When the trolley arrived, I sat on it and laid back, surprised by still keeping my socks and shoes on (I was quite glad about the socks, operating theatres tend to be freezing in my experience). All of a sudden I was surrounded by the group. The nurse put stickers on to connect the heart monitoring wires and then put the blood oxygen monitor on my finger. At the same time the consultant was showing the student where to put the cannula in and doing it. The nurse then put the sticky plaster thingy on around the cannula. Finally the registrar put a breathing mask on covering my mouth and nose and apologised for having to press a bit harder because my beard stopped getting a seal.
I glanced at the clock, it seemed to be nearly ten to eleven (nothing is certain without glasses). I think I felt a moment of panic then, though it may have been earlier, thankfully it was too late to try running away. The registrar asked me to breath deeply but I couldn’t detect any difference for maybe ten breathes or more but then I could hear my heart beat start slowing. I had closed my eyes in order to relax but the consultant asked me to keep them open for as long as possible and so I did.
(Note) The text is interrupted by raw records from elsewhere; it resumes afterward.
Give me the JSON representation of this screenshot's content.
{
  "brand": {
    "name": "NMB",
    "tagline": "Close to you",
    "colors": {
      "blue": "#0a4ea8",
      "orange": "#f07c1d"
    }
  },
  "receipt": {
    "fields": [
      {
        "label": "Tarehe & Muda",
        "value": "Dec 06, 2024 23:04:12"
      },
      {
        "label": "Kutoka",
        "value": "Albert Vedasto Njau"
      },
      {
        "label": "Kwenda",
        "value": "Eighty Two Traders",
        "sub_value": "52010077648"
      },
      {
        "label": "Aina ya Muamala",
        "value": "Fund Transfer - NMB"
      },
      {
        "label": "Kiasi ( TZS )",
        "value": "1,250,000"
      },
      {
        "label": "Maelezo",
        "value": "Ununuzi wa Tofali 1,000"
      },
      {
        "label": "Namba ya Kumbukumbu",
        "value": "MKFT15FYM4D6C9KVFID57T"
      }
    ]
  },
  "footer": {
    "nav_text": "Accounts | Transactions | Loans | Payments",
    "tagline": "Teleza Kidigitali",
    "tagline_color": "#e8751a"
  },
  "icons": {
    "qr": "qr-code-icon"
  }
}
As my pulse slowed, the consultant said that she was going to put in the real stuff now and pushed a bolus of something through the cannula. It was so cold and I briefly wondered if it had to be kept that cold to keep it stable. The cold spread up my arm and I remember no more.